Election Day Registration Up for Debate in California and Maine
The opportunity to register to vote and cast a ballot on the most politically charged day of the year–Election Day–is being considered and reviewed in two states.
Last week, the California Senate adopted a bill to allow citizens to register and vote at county election offices on Election Day.
Sen. Ron Calderon (D-Monterey Park) said the bill would help increase voter participation in the state that ranks 41st in the nation for voter turnout, according to the Associated Press.
Nine states currently implement Election Day Registration policies, many of which boast voter turnout rates that are 10-12 percent above the national average.
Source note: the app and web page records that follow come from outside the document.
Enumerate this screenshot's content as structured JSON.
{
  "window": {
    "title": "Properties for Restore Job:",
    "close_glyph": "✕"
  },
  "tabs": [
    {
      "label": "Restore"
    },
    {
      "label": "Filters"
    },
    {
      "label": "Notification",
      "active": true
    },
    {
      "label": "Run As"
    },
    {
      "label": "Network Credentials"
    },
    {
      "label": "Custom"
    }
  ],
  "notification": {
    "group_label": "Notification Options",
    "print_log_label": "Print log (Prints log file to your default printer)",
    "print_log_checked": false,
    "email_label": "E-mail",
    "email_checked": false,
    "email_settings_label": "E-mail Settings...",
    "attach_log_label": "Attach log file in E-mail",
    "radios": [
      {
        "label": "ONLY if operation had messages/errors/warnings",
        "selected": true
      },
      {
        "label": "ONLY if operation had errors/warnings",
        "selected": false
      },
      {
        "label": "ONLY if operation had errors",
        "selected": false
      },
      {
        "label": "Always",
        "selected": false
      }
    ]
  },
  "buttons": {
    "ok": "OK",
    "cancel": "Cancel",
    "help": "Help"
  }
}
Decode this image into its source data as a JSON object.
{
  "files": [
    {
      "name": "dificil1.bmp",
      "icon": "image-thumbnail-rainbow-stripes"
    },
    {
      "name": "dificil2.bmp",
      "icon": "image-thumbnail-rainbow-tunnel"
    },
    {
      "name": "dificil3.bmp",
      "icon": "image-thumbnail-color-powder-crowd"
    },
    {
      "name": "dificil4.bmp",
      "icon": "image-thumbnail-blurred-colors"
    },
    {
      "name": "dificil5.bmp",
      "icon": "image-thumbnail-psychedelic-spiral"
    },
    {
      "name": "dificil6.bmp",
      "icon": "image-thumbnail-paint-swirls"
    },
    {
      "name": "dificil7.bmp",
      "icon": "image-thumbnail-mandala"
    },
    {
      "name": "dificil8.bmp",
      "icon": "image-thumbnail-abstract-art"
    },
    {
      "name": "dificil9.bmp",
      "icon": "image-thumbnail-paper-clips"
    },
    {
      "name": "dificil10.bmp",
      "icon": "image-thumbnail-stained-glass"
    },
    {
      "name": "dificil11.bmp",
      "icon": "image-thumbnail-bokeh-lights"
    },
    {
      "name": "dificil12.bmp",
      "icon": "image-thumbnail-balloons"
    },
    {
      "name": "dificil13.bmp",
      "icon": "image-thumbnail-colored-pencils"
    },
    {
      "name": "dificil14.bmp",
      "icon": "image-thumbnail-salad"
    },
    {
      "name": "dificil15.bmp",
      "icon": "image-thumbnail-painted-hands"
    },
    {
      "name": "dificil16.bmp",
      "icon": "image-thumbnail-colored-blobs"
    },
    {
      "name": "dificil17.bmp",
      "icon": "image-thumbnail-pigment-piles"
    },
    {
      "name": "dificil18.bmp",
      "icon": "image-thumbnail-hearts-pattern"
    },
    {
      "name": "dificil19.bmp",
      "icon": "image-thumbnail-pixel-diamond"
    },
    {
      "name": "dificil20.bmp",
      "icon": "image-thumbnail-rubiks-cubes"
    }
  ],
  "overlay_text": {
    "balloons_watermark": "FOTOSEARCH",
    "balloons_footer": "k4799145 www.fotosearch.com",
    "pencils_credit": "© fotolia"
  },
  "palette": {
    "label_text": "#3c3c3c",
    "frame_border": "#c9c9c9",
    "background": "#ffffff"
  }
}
Despite these gains, Republican leaders in Maine are pushing a bill to eliminate the state’s decades-old same-day voter registration law in order to “ease the workload of town clerks,” wrote Steve Mistler at the Sun Journal.
Critics of the bill say it is a partisan effort to gain electoral advantage since the policy–most popular among citizens with disabilities, the elderly, and youth–has allowed more than 68,000 Mainers to register and vote on Election Day.
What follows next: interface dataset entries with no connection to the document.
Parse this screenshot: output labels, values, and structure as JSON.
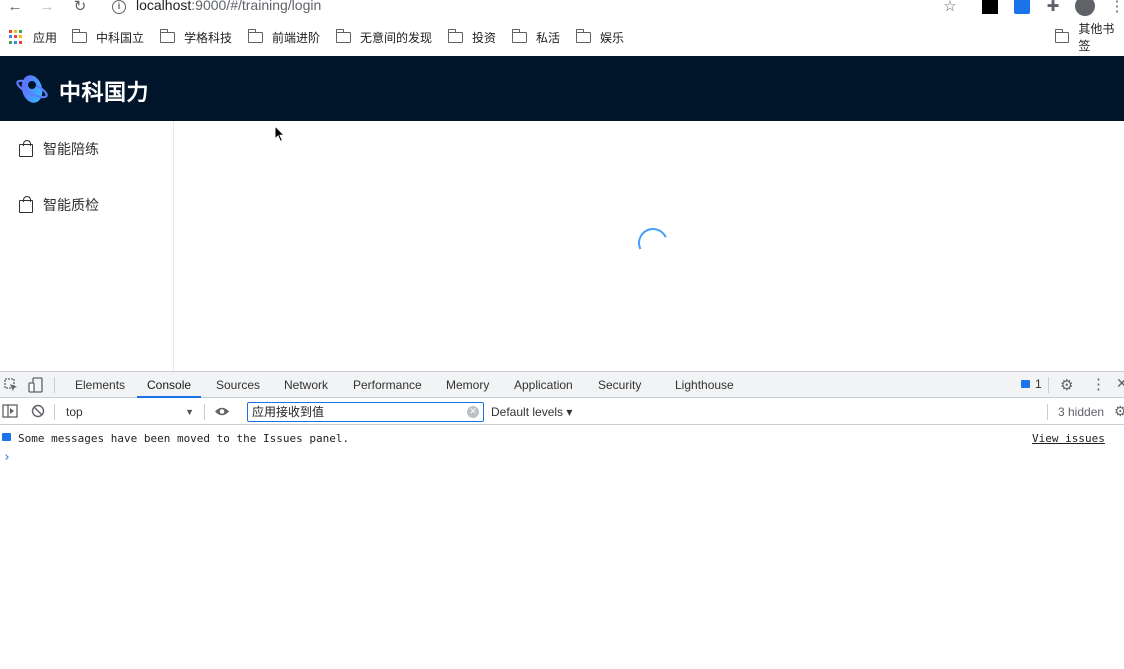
{
  "browser": {
    "url_host": "localhost",
    "url_path": ":9000/#/training/login",
    "bookmarks": [
      {
        "label": "应用",
        "icon": "apps-grid-icon"
      },
      {
        "label": "中科国立",
        "icon": "folder-icon"
      },
      {
        "label": "学格科技",
        "icon": "folder-icon"
      },
      {
        "label": "前端进阶",
        "icon": "folder-icon"
      },
      {
        "label": "无意间的发现",
        "icon": "folder-icon"
      },
      {
        "label": "投资",
        "icon": "folder-icon"
      },
      {
        "label": "私活",
        "icon": "folder-icon"
      },
      {
        "label": "娱乐",
        "icon": "folder-icon"
      },
      {
        "label": "其他书签",
        "icon": "folder-icon"
      }
    ]
  },
  "app": {
    "title": "中科国力",
    "header_color": "#001529",
    "menu": [
      {
        "label": "智能陪练",
        "icon": "shopping-bag-icon"
      },
      {
        "label": "智能质检",
        "icon": "shopping-bag-icon"
      }
    ],
    "loading": true,
    "spinner_color": "#409eff"
  },
  "devtools": {
    "tabs": [
      "Elements",
      "Console",
      "Sources",
      "Network",
      "Performance",
      "Memory",
      "Application",
      "Security",
      "Lighthouse"
    ],
    "active_tab": "Console",
    "issues_count": "1",
    "context": "top",
    "filter_value": "应用接收到值",
    "levels": "Default levels ▾",
    "hidden": "3 hidden",
    "messages": [
      {
        "text": "Some messages have been moved to the Issues panel.",
        "link": "View issues"
      }
    ],
    "prompt": "›",
    "accent": "#1a73e8"
  }
}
“The AARP testified against the bill, saying it could prevent some seniors from voting because it would require them to get to town hall twice, rather than once,” wrote Mistler. “In addition to same-day registration and absentee voting, LD 1376 changes the deadline that registrations can be submitted by third-party organizations that mobilize voters.”